Show every line in the material below in which the string "icon" appears.

== Segment start ==

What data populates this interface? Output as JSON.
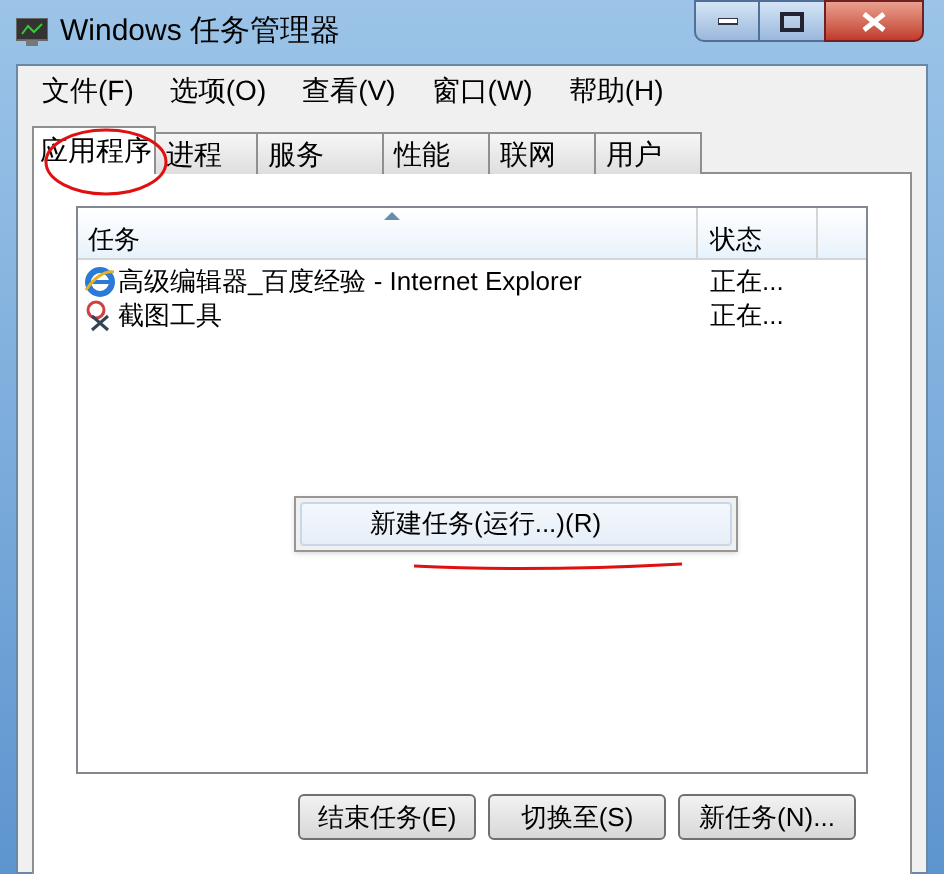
{
  "window": {
    "title": "Windows 任务管理器"
  },
  "menu": [
    "文件(F)",
    "选项(O)",
    "查看(V)",
    "窗口(W)",
    "帮助(H)"
  ],
  "tabs": [
    {
      "label": "应用程序",
      "selected": true
    },
    {
      "label": "进程",
      "selected": false
    },
    {
      "label": "服务",
      "selected": false
    },
    {
      "label": "性能",
      "selected": false
    },
    {
      "label": "联网",
      "selected": false
    },
    {
      "label": "用户",
      "selected": false
    }
  ],
  "table": {
    "columns": [
      "任务",
      "状态"
    ],
    "rows": [
      {
        "kind": "browser",
        "task": "高级编辑器_百度经验 - Internet Explorer",
        "status": "正在..."
      },
      {
        "kind": "snipping",
        "task": "截图工具",
        "status": "正在..."
      }
    ]
  },
  "context_menu": {
    "items": [
      "新建任务(运行...)(R)"
    ]
  },
  "buttons": [
    "结束任务(E)",
    "切换至(S)",
    "新任务(N)..."
  ]
}
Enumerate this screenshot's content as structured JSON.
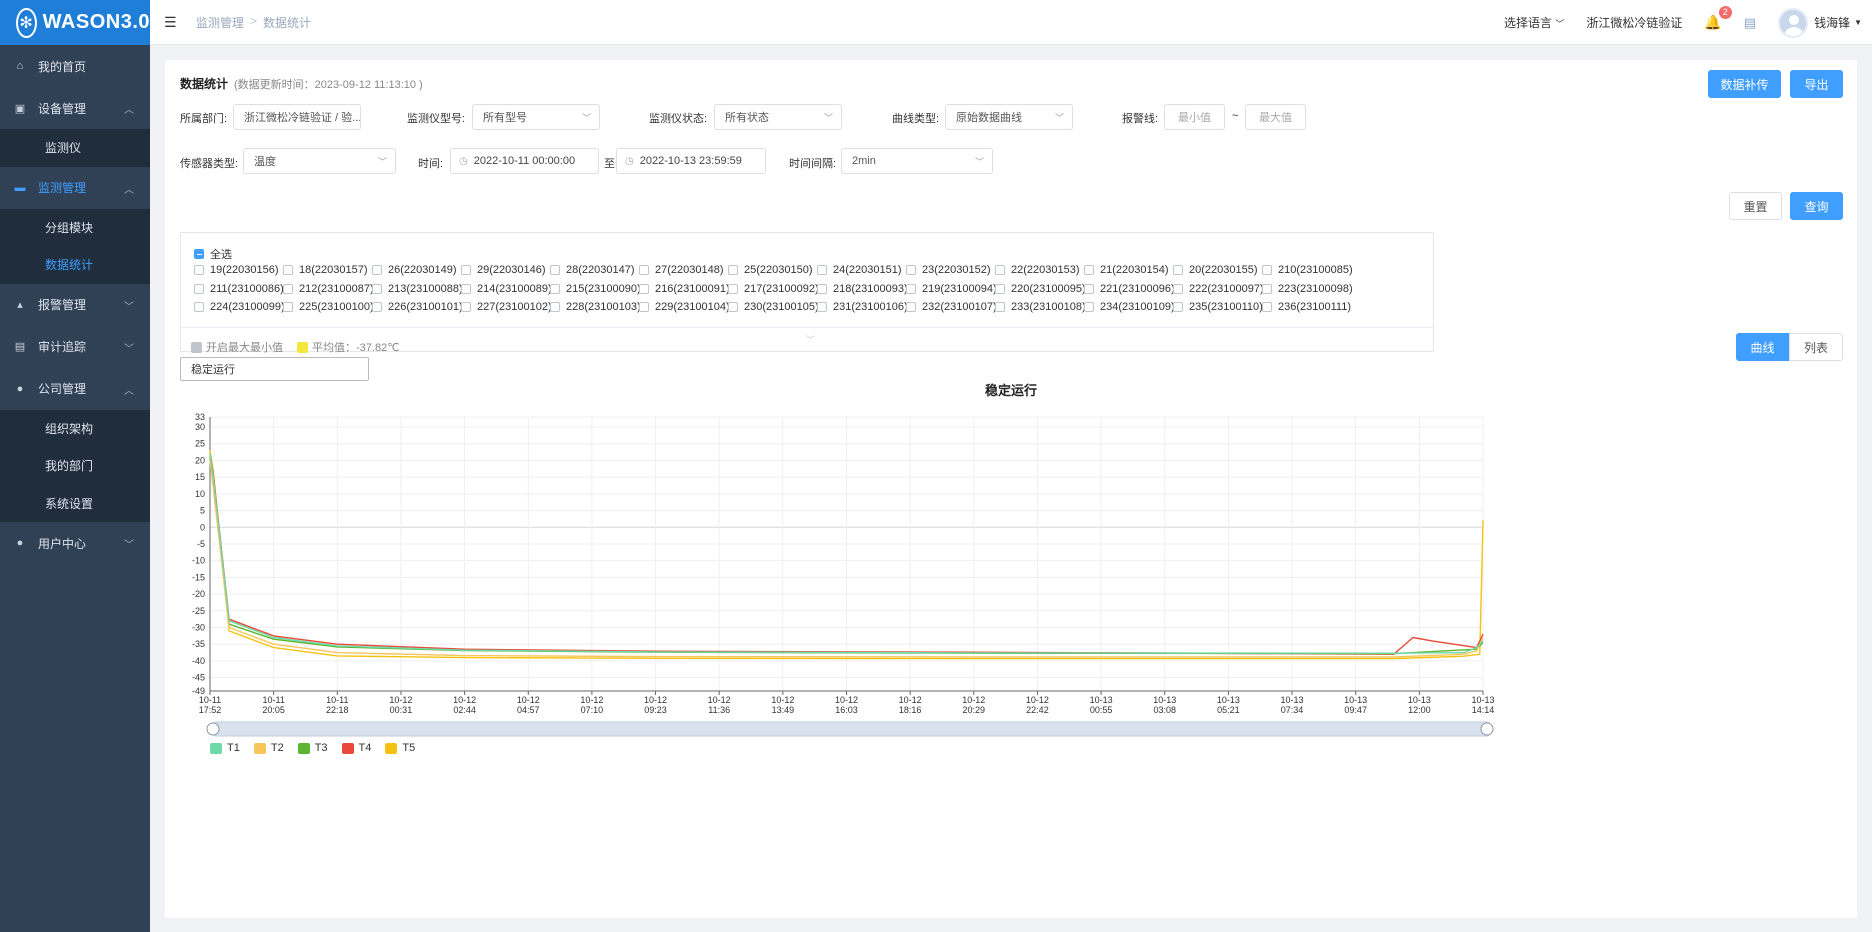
{
  "app": {
    "logo": "WASON3.0"
  },
  "sidebar": {
    "items": [
      {
        "label": "我的首页",
        "icon": "home-icon"
      },
      {
        "label": "设备管理",
        "icon": "monitor-icon",
        "children": [
          "监测仪"
        ]
      },
      {
        "label": "监测管理",
        "icon": "chart-icon",
        "children": [
          "分组模块",
          "数据统计"
        ]
      },
      {
        "label": "报警管理",
        "icon": "alarm-icon"
      },
      {
        "label": "审计追踪",
        "icon": "audit-icon"
      },
      {
        "label": "公司管理",
        "icon": "user-icon",
        "children": [
          "组织架构",
          "我的部门",
          "系统设置"
        ]
      },
      {
        "label": "用户中心",
        "icon": "user-icon"
      }
    ]
  },
  "topbar": {
    "breadcrumb": [
      "监测管理",
      "数据统计"
    ],
    "language": "选择语言",
    "company": "浙江微松冷链验证",
    "notifications": "2",
    "user": "钱海锋"
  },
  "header": {
    "title": "数据统计",
    "updated": "(数据更新时间：2023-09-12 11:13:10 )",
    "supplement_btn": "数据补传",
    "export_btn": "导出"
  },
  "filters": {
    "dept_label": "所属部门:",
    "dept_value": "浙江微松冷链验证 / 验...",
    "model_label": "监测仪型号:",
    "model_value": "所有型号",
    "status_label": "监测仪状态:",
    "status_value": "所有状态",
    "curve_label": "曲线类型:",
    "curve_value": "原始数据曲线",
    "alarm_label": "报警线:",
    "alarm_min": "最小值",
    "alarm_sep": "~",
    "alarm_max": "最大值",
    "sensor_label": "传感器类型:",
    "sensor_value": "温度",
    "time_label": "时间:",
    "time_start": "2022-10-11 00:00:00",
    "time_to": "至",
    "time_end": "2022-10-13 23:59:59",
    "interval_label": "时间间隔:",
    "interval_value": "2min",
    "reset_btn": "重置",
    "query_btn": "查询"
  },
  "devices": {
    "select_all": "全选",
    "list": [
      "19(22030156)",
      "18(22030157)",
      "26(22030149)",
      "29(22030146)",
      "28(22030147)",
      "27(22030148)",
      "25(22030150)",
      "24(22030151)",
      "23(22030152)",
      "22(22030153)",
      "21(22030154)",
      "20(22030155)",
      "210(23100085)",
      "211(23100086)",
      "212(23100087)",
      "213(23100088)",
      "214(23100089)",
      "215(23100090)",
      "216(23100091)",
      "217(23100092)",
      "218(23100093)",
      "219(23100094)",
      "220(23100095)",
      "221(23100096)",
      "222(23100097)",
      "223(23100098)",
      "224(23100099)",
      "225(23100100)",
      "226(23100101)",
      "227(23100102)",
      "228(23100103)",
      "229(23100104)",
      "230(23100105)",
      "231(23100106)",
      "232(23100107)",
      "233(23100108)",
      "234(23100109)",
      "235(23100110)",
      "236(23100111)"
    ]
  },
  "chart_controls": {
    "toggle_minmax": "开启最大最小值",
    "avg": "平均值：-37.82℃",
    "view_curve": "曲线",
    "view_list": "列表",
    "group_select": "稳定运行"
  },
  "colors": {
    "primary": "#409eff",
    "sidebar": "#304156",
    "submenu": "#1f2d3d",
    "logo_bg": "#1f7fd8"
  },
  "chart_data": {
    "type": "line",
    "title": "稳定运行",
    "ylim": [
      -49,
      33
    ],
    "yticks": [
      33,
      30,
      25,
      20,
      15,
      10,
      5,
      0,
      -5,
      -10,
      -15,
      -20,
      -25,
      -30,
      -35,
      -40,
      -45,
      -49
    ],
    "x_ticks": [
      [
        "10-11",
        "17:52"
      ],
      [
        "10-11",
        "20:05"
      ],
      [
        "10-11",
        "22:18"
      ],
      [
        "10-12",
        "00:31"
      ],
      [
        "10-12",
        "02:44"
      ],
      [
        "10-12",
        "04:57"
      ],
      [
        "10-12",
        "07:10"
      ],
      [
        "10-12",
        "09:23"
      ],
      [
        "10-12",
        "11:36"
      ],
      [
        "10-12",
        "13:49"
      ],
      [
        "10-12",
        "16:03"
      ],
      [
        "10-12",
        "18:16"
      ],
      [
        "10-12",
        "20:29"
      ],
      [
        "10-12",
        "22:42"
      ],
      [
        "10-13",
        "00:55"
      ],
      [
        "10-13",
        "03:08"
      ],
      [
        "10-13",
        "05:21"
      ],
      [
        "10-13",
        "07:34"
      ],
      [
        "10-13",
        "09:47"
      ],
      [
        "10-13",
        "12:00"
      ],
      [
        "10-13",
        "14:14"
      ]
    ],
    "grid": true,
    "legend_position": "bottom-left",
    "series": [
      {
        "name": "T1",
        "color": "#6fd9a8",
        "values": [
          [
            0,
            22
          ],
          [
            0.05,
            15
          ],
          [
            0.3,
            -28
          ],
          [
            1,
            -33
          ],
          [
            2,
            -35.5
          ],
          [
            4,
            -36.8
          ],
          [
            7,
            -37.3
          ],
          [
            12,
            -37.6
          ],
          [
            18.6,
            -37.7
          ],
          [
            19.7,
            -37.5
          ],
          [
            19.9,
            -36
          ],
          [
            20,
            -34
          ]
        ]
      },
      {
        "name": "T2",
        "color": "#f7c65b",
        "values": [
          [
            0,
            20
          ],
          [
            0.05,
            12
          ],
          [
            0.3,
            -30
          ],
          [
            1,
            -35
          ],
          [
            2,
            -37.5
          ],
          [
            4,
            -38.4
          ],
          [
            7,
            -38.7
          ],
          [
            12,
            -38.8
          ],
          [
            18.6,
            -38.8
          ],
          [
            19.7,
            -38
          ],
          [
            19.9,
            -37
          ],
          [
            20,
            -33
          ]
        ]
      },
      {
        "name": "T3",
        "color": "#5bb530",
        "values": [
          [
            0,
            21
          ],
          [
            0.05,
            14
          ],
          [
            0.3,
            -29
          ],
          [
            1,
            -33.5
          ],
          [
            2,
            -35.8
          ],
          [
            4,
            -36.9
          ],
          [
            7,
            -37.4
          ],
          [
            12,
            -37.7
          ],
          [
            18.6,
            -37.8
          ],
          [
            19.6,
            -36.8
          ],
          [
            19.9,
            -36.5
          ],
          [
            20,
            -34.5
          ]
        ]
      },
      {
        "name": "T4",
        "color": "#e8493b",
        "values": [
          [
            0,
            22
          ],
          [
            0.05,
            16
          ],
          [
            0.3,
            -27.5
          ],
          [
            1,
            -32.5
          ],
          [
            2,
            -35
          ],
          [
            4,
            -36.5
          ],
          [
            7,
            -37.1
          ],
          [
            12,
            -37.4
          ],
          [
            18.6,
            -38
          ],
          [
            18.9,
            -33
          ],
          [
            19.2,
            -34
          ],
          [
            19.9,
            -36
          ],
          [
            20,
            -32
          ]
        ]
      },
      {
        "name": "T5",
        "color": "#f5c211",
        "values": [
          [
            0,
            23
          ],
          [
            0.05,
            17
          ],
          [
            0.3,
            -31
          ],
          [
            1,
            -36
          ],
          [
            2,
            -38.5
          ],
          [
            4,
            -39
          ],
          [
            7,
            -39.2
          ],
          [
            12,
            -39.3
          ],
          [
            18.6,
            -39.3
          ],
          [
            19.7,
            -38.6
          ],
          [
            19.95,
            -38
          ],
          [
            20,
            2
          ]
        ]
      }
    ]
  }
}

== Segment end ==

### TASK RESPONSE
        "icon": "home-icon"
        "icon": "monitor-icon",
        "icon": "chart-icon",
        "icon": "alarm-icon"
        "icon": "audit-icon"
        "icon": "user-icon",
        "icon": "user-icon"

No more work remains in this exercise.